* **What you will do**: Please filter the data down to the lines that include the word "structured" and copy them.

━━━ Records for processing ━━━

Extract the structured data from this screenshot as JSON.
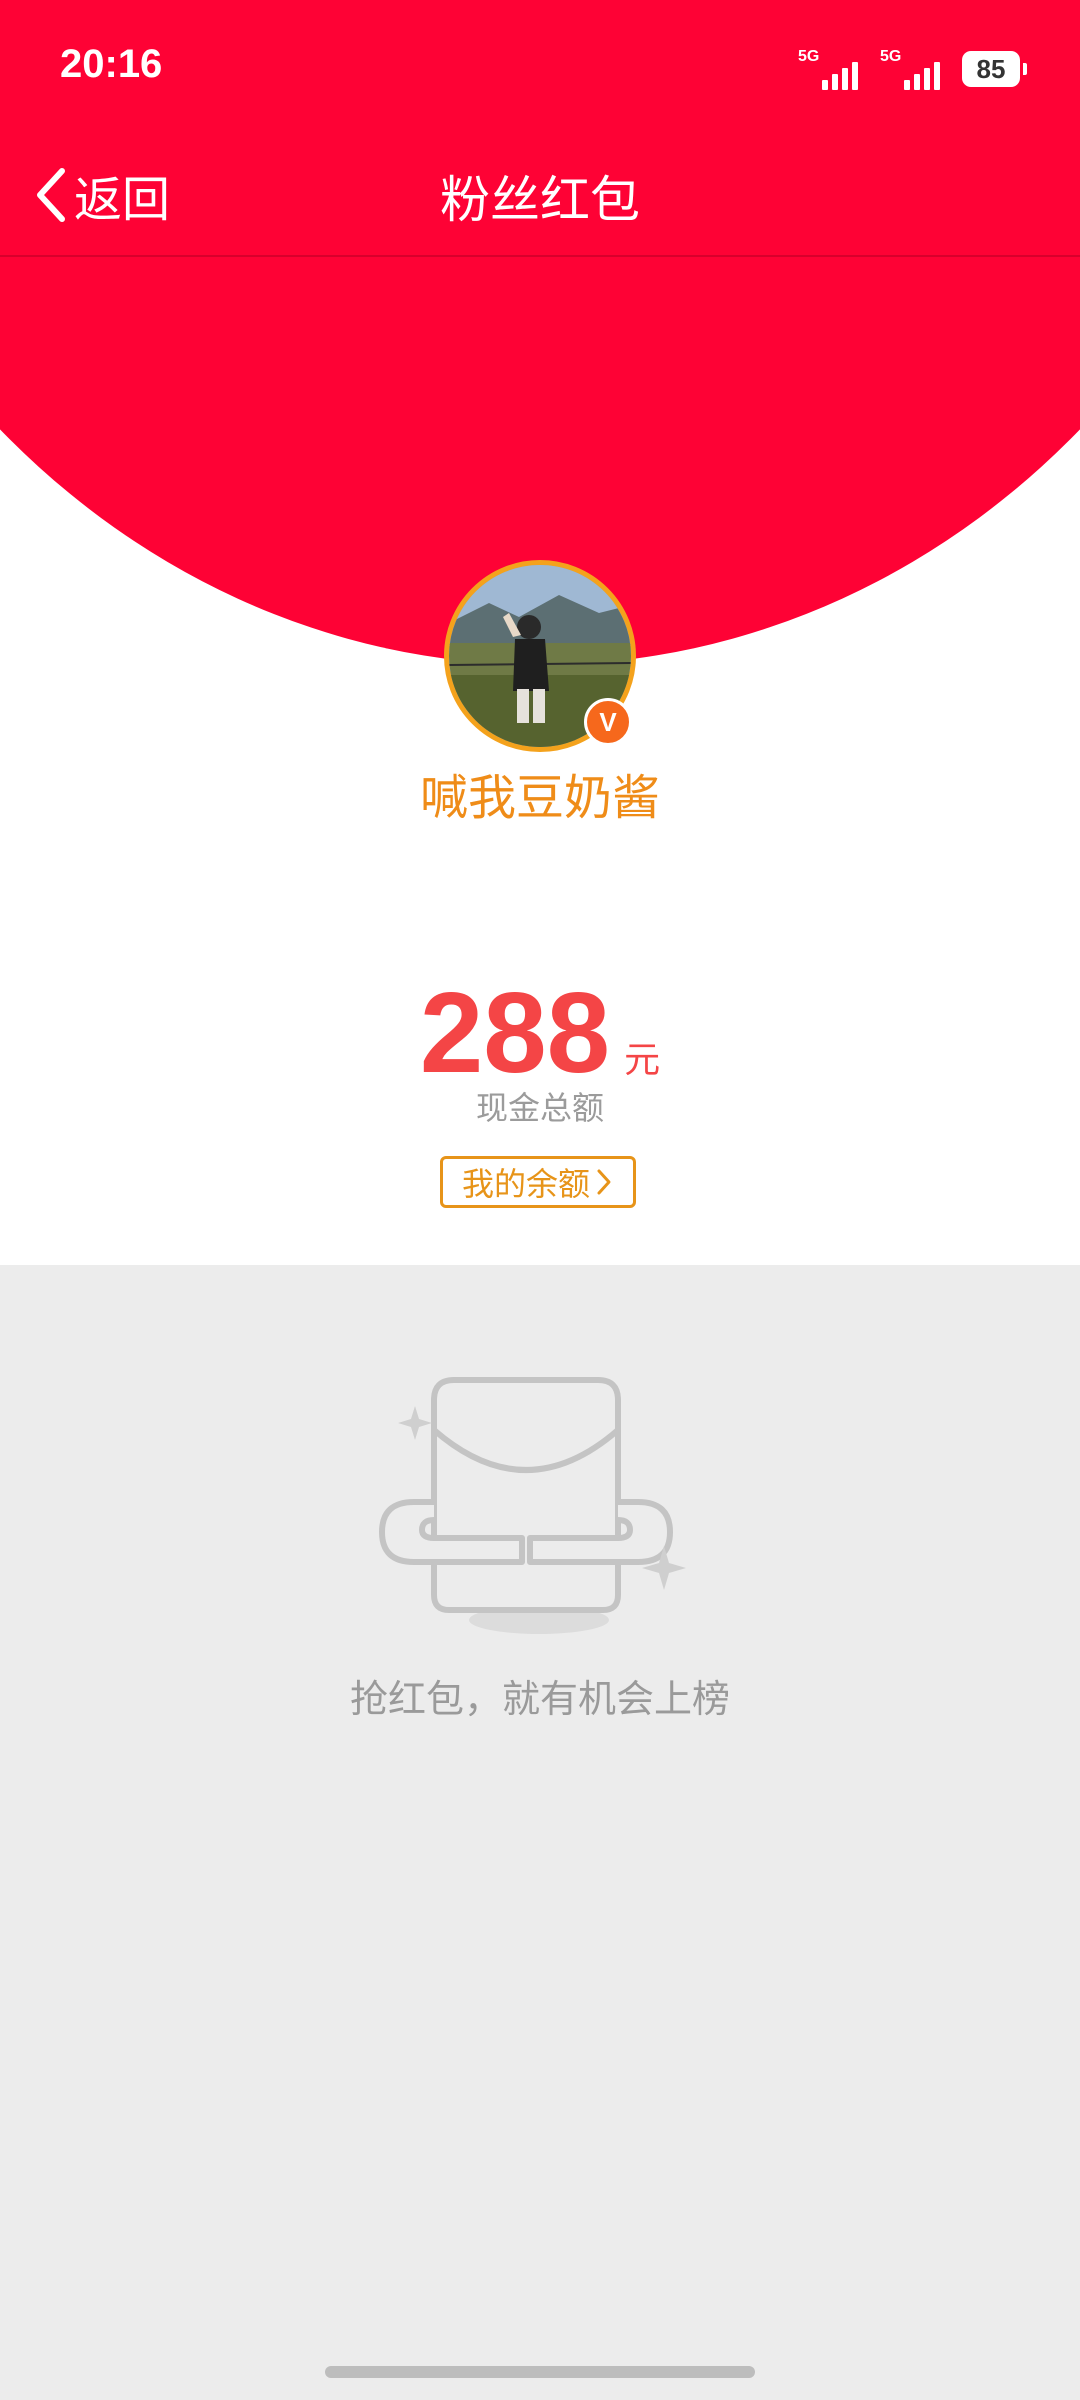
{
  "status_bar": {
    "time": "20:16",
    "signal1": "5G",
    "signal2": "5G",
    "battery": "85"
  },
  "header": {
    "back_label": "返回",
    "title": "粉丝红包"
  },
  "profile": {
    "name": "喊我豆奶酱",
    "verified_badge": "V"
  },
  "cash": {
    "amount": "288",
    "unit": "元",
    "label": "现金总额",
    "balance_button": "我的余额"
  },
  "empty_state": {
    "message": "抢红包，就有机会上榜"
  },
  "icons": [
    "chevron-left-icon",
    "signal-icon",
    "battery-icon",
    "chevron-right-icon",
    "empty-wallet-icon",
    "sparkle-icon"
  ],
  "colors": {
    "header_red": "#fe0235",
    "name_orange": "#ef8c18",
    "amount_red": "#f44546",
    "button_orange": "#e79419",
    "page_gray": "#ececec"
  }
}
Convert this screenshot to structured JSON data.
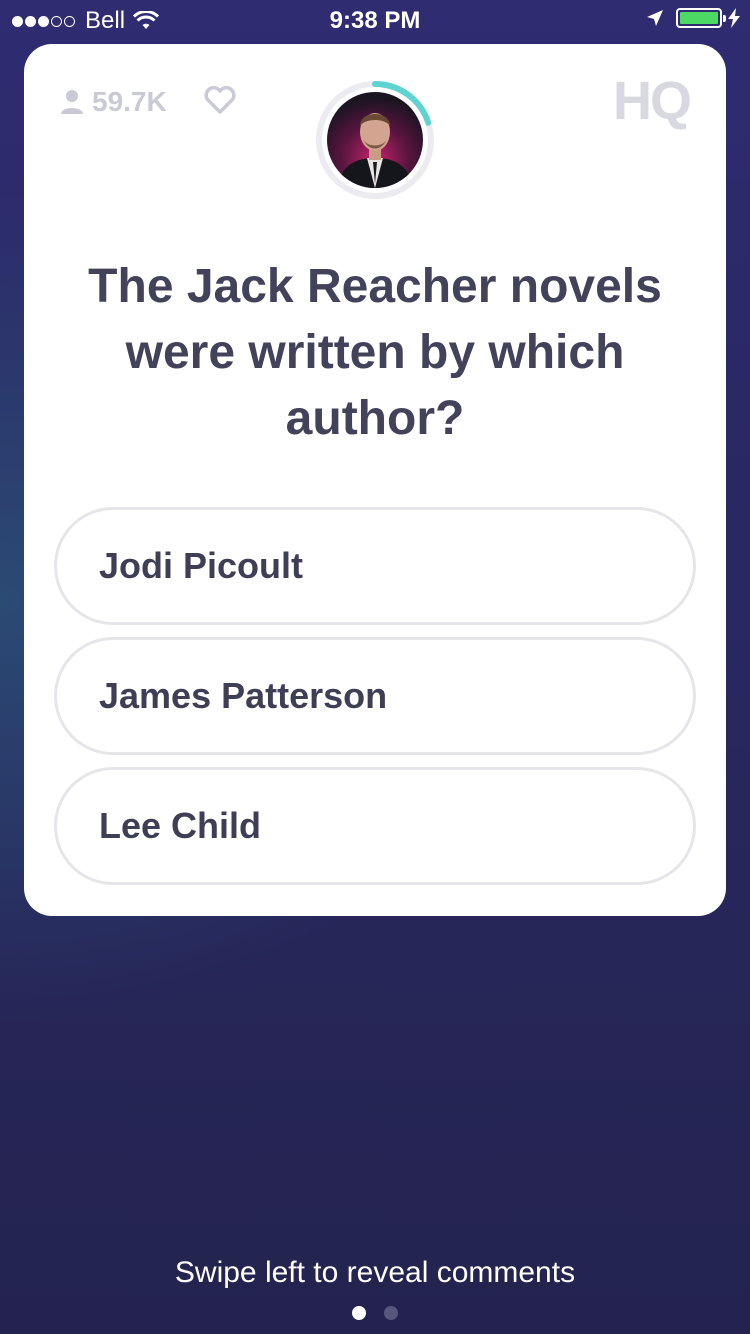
{
  "status_bar": {
    "carrier": "Bell",
    "time": "9:38 PM",
    "signal_bars_filled": 3,
    "signal_bars_total": 5,
    "battery_level": 1.0,
    "battery_color": "#4cd964"
  },
  "card": {
    "viewers": "59.7K",
    "logo_text": "HQ",
    "timer_progress": 0.2,
    "timer_color": "#5fd3cf",
    "question": "The Jack Reacher novels were written by which author?",
    "answers": [
      {
        "label": "Jodi Picoult"
      },
      {
        "label": "James Patterson"
      },
      {
        "label": "Lee Child"
      }
    ]
  },
  "footer": {
    "swipe_hint": "Swipe left to reveal comments",
    "page_count": 2,
    "active_page": 1
  },
  "icons": {
    "viewers": "person-icon",
    "like": "heart-icon",
    "location": "location-arrow-icon",
    "charging": "bolt-icon",
    "wifi": "wifi-icon"
  }
}
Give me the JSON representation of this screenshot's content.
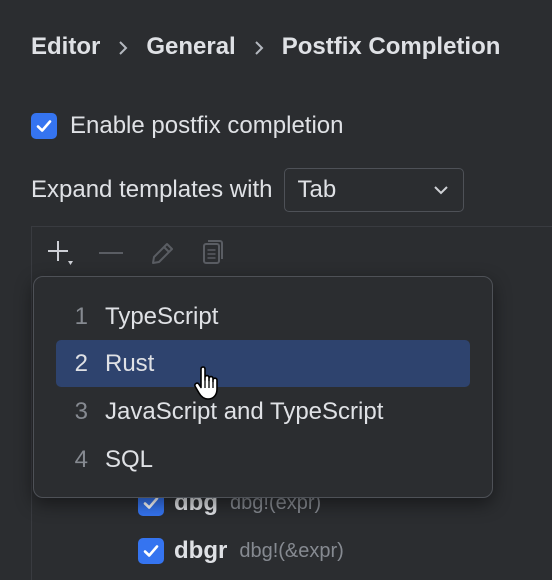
{
  "breadcrumb": [
    "Editor",
    "General",
    "Postfix Completion"
  ],
  "enable_postfix": {
    "label": "Enable postfix completion",
    "checked": true
  },
  "expand_templates": {
    "label": "Expand templates with",
    "value": "Tab"
  },
  "toolbar": {
    "icons": [
      "add-icon",
      "remove-icon",
      "edit-icon",
      "copy-icon"
    ]
  },
  "popup": {
    "items": [
      {
        "num": "1",
        "label": "TypeScript"
      },
      {
        "num": "2",
        "label": "Rust"
      },
      {
        "num": "3",
        "label": "JavaScript and TypeScript"
      },
      {
        "num": "4",
        "label": "SQL"
      }
    ],
    "selected_index": 1
  },
  "templates": [
    {
      "name": "dbg",
      "hint": "dbg!(expr)",
      "checked": true
    },
    {
      "name": "dbgr",
      "hint": "dbg!(&expr)",
      "checked": true
    }
  ],
  "colors": {
    "background": "#2b2d30",
    "accent": "#3574f0",
    "selection": "#2e436e",
    "text": "#dfe1e5",
    "muted": "#868a91"
  }
}
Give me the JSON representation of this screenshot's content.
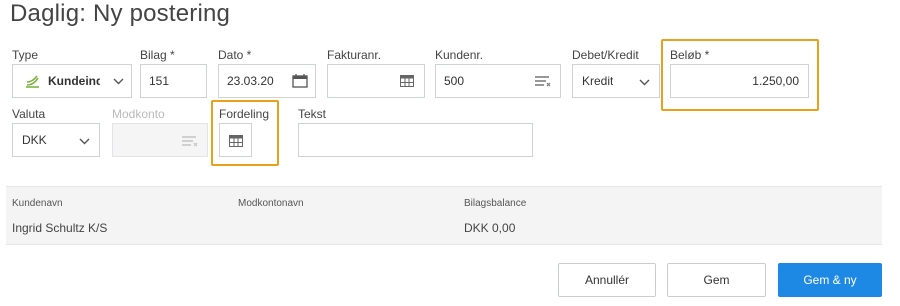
{
  "page": {
    "title": "Daglig: Ny postering"
  },
  "fields": {
    "type": {
      "label": "Type",
      "value": "Kundeind"
    },
    "bilag": {
      "label": "Bilag *",
      "value": "151"
    },
    "dato": {
      "label": "Dato *",
      "value": "23.03.20"
    },
    "fakturanr": {
      "label": "Fakturanr.",
      "value": ""
    },
    "kundenr": {
      "label": "Kundenr.",
      "value": "500"
    },
    "debet_kredit": {
      "label": "Debet/Kredit",
      "value": "Kredit"
    },
    "belob": {
      "label": "Beløb *",
      "value": "1.250,00"
    },
    "valuta": {
      "label": "Valuta",
      "value": "DKK"
    },
    "modkonto": {
      "label": "Modkonto",
      "value": ""
    },
    "fordeling": {
      "label": "Fordeling"
    },
    "tekst": {
      "label": "Tekst",
      "value": ""
    }
  },
  "summary": {
    "kundenavn": {
      "label": "Kundenavn",
      "value": "Ingrid Schultz K/S"
    },
    "modkontonavn": {
      "label": "Modkontonavn",
      "value": ""
    },
    "bilagsbalance": {
      "label": "Bilagsbalance",
      "value": "DKK 0,00"
    }
  },
  "buttons": {
    "cancel": "Annullér",
    "save": "Gem",
    "save_new": "Gem & ny"
  },
  "colors": {
    "accent": "#1e88e5",
    "highlight": "#e8a11a"
  }
}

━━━

* **Response to the exercise**:
Extract the structured data from this screenshot as JSON.
Convert this screenshot to structured JSON data.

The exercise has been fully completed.